If you're of the opinion that current federal and state support for electric vehicle shoppers in the US are really just hand-outs to the already well-to-do, you might like what California State Senator Kevin de Leon (D-Los Angeles) is up to. De Leon sponsored a bill earlier this year called the Charge Ahead California Initiative (State Bill 1275) which today passed the California Assembly by a vote of 46-23. The state Senate is expected to send the bill to Governor Edmund Brown soon.
What does Charge Ahead do differently? Well, it changes the already-popular and effective Clean Vehicle Rebate Project (CVRP) that hands out $2,500 to zero-emission vehicle purchasers to not only have a bigger funding pile but also to "establish an income cap to stretch valuable public dollars to incentivize clean car purchases that would not otherwise occur, and would step down rebate levels over time as technology costs decrease." The bill has ways to encourage going green as well as going car-free. If you are in the "low-income" category, then you can get a minimum of $2,500 for cashing in your clunker for a ZEV. If, on the other hand, you're a low-income resident getting rid of a car to shift to the car-free/carsharing lifestyle, then you will get a minimum of $1,500. All others get, at most, $1,000. These amounts are less than previously reported, but the final bill has not yet been signed. SB 1275 also supports new carsharing programs, new EV charging stations and, "provides access to financing options that would lower combined monthly car payments and fuel costs."

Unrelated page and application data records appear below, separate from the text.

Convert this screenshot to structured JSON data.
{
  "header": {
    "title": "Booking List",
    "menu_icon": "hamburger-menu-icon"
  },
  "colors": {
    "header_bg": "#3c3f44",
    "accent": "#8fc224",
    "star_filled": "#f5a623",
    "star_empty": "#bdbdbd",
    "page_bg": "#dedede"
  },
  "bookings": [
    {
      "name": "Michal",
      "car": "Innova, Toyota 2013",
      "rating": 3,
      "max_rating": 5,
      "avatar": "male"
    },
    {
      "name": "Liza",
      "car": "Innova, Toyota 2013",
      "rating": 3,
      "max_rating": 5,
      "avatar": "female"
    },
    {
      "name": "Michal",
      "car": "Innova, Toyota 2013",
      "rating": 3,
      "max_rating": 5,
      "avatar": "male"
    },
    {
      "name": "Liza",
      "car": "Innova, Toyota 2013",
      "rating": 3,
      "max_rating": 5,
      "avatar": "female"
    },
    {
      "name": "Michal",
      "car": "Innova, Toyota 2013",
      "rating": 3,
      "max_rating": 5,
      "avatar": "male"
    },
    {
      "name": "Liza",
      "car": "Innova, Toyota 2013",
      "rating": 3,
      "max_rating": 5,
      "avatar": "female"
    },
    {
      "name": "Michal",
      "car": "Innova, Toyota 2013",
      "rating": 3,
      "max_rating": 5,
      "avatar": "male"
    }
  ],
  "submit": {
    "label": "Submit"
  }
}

The bill will "establish an income cap to stretch valuable public dollars to incentivize clean car purchases that would not otherwise occur."
You can learn more about Charge Ahead in this PDF, read the bill here and see a press release below.